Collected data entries
============

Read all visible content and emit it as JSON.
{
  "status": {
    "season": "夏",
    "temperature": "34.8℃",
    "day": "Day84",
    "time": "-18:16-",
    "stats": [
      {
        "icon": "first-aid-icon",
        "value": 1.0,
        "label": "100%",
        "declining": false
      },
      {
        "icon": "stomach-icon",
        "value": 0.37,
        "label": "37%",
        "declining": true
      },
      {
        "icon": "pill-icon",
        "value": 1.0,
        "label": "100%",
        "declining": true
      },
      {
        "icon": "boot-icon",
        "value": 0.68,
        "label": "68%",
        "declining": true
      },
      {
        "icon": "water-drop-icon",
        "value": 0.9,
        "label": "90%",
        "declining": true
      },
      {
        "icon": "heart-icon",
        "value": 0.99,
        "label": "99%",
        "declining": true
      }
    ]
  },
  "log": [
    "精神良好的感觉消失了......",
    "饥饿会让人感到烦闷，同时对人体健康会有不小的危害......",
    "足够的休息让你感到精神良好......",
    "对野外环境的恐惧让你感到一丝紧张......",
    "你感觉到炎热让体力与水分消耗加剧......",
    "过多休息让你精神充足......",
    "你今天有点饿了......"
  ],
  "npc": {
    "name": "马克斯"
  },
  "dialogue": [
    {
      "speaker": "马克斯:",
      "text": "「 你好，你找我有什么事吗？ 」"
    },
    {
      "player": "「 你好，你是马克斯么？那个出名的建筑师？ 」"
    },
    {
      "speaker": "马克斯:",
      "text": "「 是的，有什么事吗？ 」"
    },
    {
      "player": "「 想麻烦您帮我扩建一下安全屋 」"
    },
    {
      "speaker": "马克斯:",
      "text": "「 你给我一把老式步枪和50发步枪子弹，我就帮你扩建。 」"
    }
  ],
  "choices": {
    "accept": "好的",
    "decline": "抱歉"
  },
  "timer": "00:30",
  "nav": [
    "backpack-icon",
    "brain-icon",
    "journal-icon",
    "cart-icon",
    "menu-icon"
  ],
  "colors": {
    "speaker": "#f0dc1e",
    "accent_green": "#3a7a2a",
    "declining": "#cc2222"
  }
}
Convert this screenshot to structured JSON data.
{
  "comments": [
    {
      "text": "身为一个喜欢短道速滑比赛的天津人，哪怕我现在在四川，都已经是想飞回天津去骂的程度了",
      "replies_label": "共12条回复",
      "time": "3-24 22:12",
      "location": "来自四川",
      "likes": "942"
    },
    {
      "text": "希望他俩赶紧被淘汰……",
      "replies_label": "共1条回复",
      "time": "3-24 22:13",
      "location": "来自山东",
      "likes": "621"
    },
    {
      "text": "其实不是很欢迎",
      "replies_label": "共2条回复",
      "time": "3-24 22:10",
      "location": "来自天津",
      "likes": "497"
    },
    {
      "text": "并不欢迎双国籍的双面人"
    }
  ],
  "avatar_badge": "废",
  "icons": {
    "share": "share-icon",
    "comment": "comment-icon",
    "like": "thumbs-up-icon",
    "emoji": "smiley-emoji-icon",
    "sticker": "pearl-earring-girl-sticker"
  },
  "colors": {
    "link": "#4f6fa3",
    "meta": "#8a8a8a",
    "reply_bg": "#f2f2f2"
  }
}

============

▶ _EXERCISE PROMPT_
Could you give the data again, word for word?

▶ _TASK OUTPUT_
Read all visible content and emit it as JSON.
{
  "status": {
    "season": "夏",
    "temperature": "34.8℃",
    "day": "Day84",
    "time": "-18:16-",
    "stats": [
      {
        "icon": "first-aid-icon",
        "value": 1.0,
        "label": "100%",
        "declining": false
      },
      {
        "icon": "stomach-icon",
        "value": 0.37,
        "label": "37%",
        "declining": true
      },
      {
        "icon": "pill-icon",
        "value": 1.0,
        "label": "100%",
        "declining": true
      },
      {
        "icon": "boot-icon",
        "value": 0.68,
        "label": "68%",
        "declining": true
      },
      {
        "icon": "water-drop-icon",
        "value": 0.9,
        "label": "90%",
        "declining": true
      },
      {
        "icon": "heart-icon",
        "value": 0.99,
        "label": "99%",
        "declining": true
      }
    ]
  },
  "log": [
    "精神良好的感觉消失了......",
    "饥饿会让人感到烦闷，同时对人体健康会有不小的危害......",
    "足够的休息让你感到精神良好......",
    "对野外环境的恐惧让你感到一丝紧张......",
    "你感觉到炎热让体力与水分消耗加剧......",
    "过多休息让你精神充足......",
    "你今天有点饿了......"
  ],
  "npc": {
    "name": "马克斯"
  },
  "dialogue": [
    {
      "speaker": "马克斯:",
      "text": "「 你好，你找我有什么事吗？ 」"
    },
    {
      "player": "「 你好，你是马克斯么？那个出名的建筑师？ 」"
    },
    {
      "speaker": "马克斯:",
      "text": "「 是的，有什么事吗？ 」"
    },
    {
      "player": "「 想麻烦您帮我扩建一下安全屋 」"
    },
    {
      "speaker": "马克斯:",
      "text": "「 你给我一把老式步枪和50发步枪子弹，我就帮你扩建。 」"
    }
  ],
  "choices": {
    "accept": "好的",
    "decline": "抱歉"
  },
  "timer": "00:30",
  "nav": [
    "backpack-icon",
    "brain-icon",
    "journal-icon",
    "cart-icon",
    "menu-icon"
  ],
  "colors": {
    "speaker": "#f0dc1e",
    "accent_green": "#3a7a2a",
    "declining": "#cc2222"
  }
}
Convert this screenshot to structured JSON data.
{
  "comments": [
    {
      "text": "身为一个喜欢短道速滑比赛的天津人，哪怕我现在在四川，都已经是想飞回天津去骂的程度了",
      "replies_label": "共12条回复",
      "time": "3-24 22:12",
      "location": "来自四川",
      "likes": "942"
    },
    {
      "text": "希望他俩赶紧被淘汰……",
      "replies_label": "共1条回复",
      "time": "3-24 22:13",
      "location": "来自山东",
      "likes": "621"
    },
    {
      "text": "其实不是很欢迎",
      "replies_label": "共2条回复",
      "time": "3-24 22:10",
      "location": "来自天津",
      "likes": "497"
    },
    {
      "text": "并不欢迎双国籍的双面人"
    }
  ],
  "avatar_badge": "废",
  "icons": {
    "share": "share-icon",
    "comment": "comment-icon",
    "like": "thumbs-up-icon",
    "emoji": "smiley-emoji-icon",
    "sticker": "pearl-earring-girl-sticker"
  },
  "colors": {
    "link": "#4f6fa3",
    "meta": "#8a8a8a",
    "reply_bg": "#f2f2f2"
  }
}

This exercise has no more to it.